    • Goal: Define the scope and frequency of adverse childhood experiences (ACE) and toxic stress, the connection to illness across the lifespan, and opportunities for clinician intervention
    • Context and Instructions: Dr. Nadine Burke Harris explains how incorporating an understanding of the frequency and effects of adverse childhood experiences (ACES) can impact medical practice.

2. Then READ EITHER:

OR

Optional readings:

  1. NYT article on WA state resilient community success story
    • Goal: compare and contrast effective community interventions to promote resilience in our region
  1. Original ACEs study: Felitti VJ, Anda RF, Nordenberg D, et al. Relationship of childhood abuse and household dysfunction to many of the leading causes of death in adults. American Journal of Preventive Medicine. 1998;14(4):245–258. doi:10.1016/s0749-3797(98)00017-8. 
    • Goal: For students who want to read the Kaiser study that introduced the idea of ACES and the impact on health.  A caveat that some language in this original paper (“family dysfunction”) would not be used in the trauma informed care environment that this work ultimately produced.

Additional Resources:

Confronting institutionalized inequity in medicine

Activities

  1. Read: Taylor, A. (2004). Combination of Isosorbide Dinitrate and Hydralazine in Blacks with Heart Failure. NEJM, 351(20), 2049-2057.
    • Do not worry about details of biological mechanism, focus on big picture: what was studied, in whom, what were results and what’s the clinical application?
  2. Read: “The art of medicine. The short life of a race drug” by Sheldon Krimsky
    • Understand how and why BIDIL was able to be marketed as a race-specific treatment.
  3. Optional – Watch: Dorothy Roberts, The problem with race-based medicine (TEDMED 2015)

 

White Fragility

Activities 1-3

  1. Read pages 54-58 (stop before the section Factors that Inculcate White Fragility) in the article White Fragility, by Robin DiAngelo
    • Discussions about race and racism can be inherently uncomfortable. Acts of racism can take all forms and it is important to consider intent versus impact when racist behavior is exhibited. Much of this is driven by societal norms and socialization.
  2. Review In-class handout: The Art of Mindful Inquiry and Health Ways to Communicate
    • In order to have a deeper discussion please review recommendations for inquiring about difficult topics and look over the discussion points that will be discussed.
  3. Watch the video clip Just Be American from the film Color of Fear.
    • This video in an excerpt from the 1994 film The Color of Fear. Eight men of different backgrounds, races and ethnicities were gathered by director Lee Mun Wah, for a dialog about the state of race relations in America as seen through their eyes. This is a response by David C. after hearing about experienced racism from other members of the group.
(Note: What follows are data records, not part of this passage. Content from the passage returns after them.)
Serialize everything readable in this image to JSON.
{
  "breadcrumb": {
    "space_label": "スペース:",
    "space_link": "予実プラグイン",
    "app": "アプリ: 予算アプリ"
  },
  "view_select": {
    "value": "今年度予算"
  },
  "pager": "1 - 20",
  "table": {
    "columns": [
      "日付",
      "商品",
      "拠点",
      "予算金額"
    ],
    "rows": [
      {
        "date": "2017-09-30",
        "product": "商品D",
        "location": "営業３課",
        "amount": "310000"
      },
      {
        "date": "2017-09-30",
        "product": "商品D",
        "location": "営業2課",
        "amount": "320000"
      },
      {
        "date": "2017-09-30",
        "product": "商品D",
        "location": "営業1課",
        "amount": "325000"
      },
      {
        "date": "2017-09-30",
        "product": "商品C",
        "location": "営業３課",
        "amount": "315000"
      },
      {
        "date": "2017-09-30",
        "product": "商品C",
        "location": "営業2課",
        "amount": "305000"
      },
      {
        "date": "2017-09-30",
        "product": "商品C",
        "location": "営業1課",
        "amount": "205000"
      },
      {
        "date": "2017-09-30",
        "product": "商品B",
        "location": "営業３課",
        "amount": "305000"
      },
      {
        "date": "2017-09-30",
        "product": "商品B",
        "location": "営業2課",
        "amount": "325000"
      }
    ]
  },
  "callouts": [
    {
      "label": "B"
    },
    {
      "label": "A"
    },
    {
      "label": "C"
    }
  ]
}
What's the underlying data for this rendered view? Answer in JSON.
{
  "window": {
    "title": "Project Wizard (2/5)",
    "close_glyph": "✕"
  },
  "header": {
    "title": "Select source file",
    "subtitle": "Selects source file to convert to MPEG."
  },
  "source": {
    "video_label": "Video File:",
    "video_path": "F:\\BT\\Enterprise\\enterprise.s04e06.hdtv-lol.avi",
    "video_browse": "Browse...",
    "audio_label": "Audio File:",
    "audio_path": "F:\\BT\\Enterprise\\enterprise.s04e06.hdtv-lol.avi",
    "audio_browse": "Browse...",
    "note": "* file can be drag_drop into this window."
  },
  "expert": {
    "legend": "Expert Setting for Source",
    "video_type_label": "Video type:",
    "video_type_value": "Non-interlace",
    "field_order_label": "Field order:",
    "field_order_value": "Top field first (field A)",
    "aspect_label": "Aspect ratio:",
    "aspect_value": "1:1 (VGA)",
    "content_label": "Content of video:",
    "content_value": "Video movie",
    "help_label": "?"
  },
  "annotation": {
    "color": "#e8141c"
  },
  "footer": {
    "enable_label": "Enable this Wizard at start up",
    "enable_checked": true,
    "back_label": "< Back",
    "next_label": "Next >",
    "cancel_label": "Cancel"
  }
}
Your goal for each activity

  1. Create a personal definition of white fragility.
  2. Understand how societal norms can lead to power differentials that exist between racial groups.
  3. Create a framework for discussions that may be difficult or challenging.
  4. Create a framework for understanding why talking about racism may be more difficult for some than others.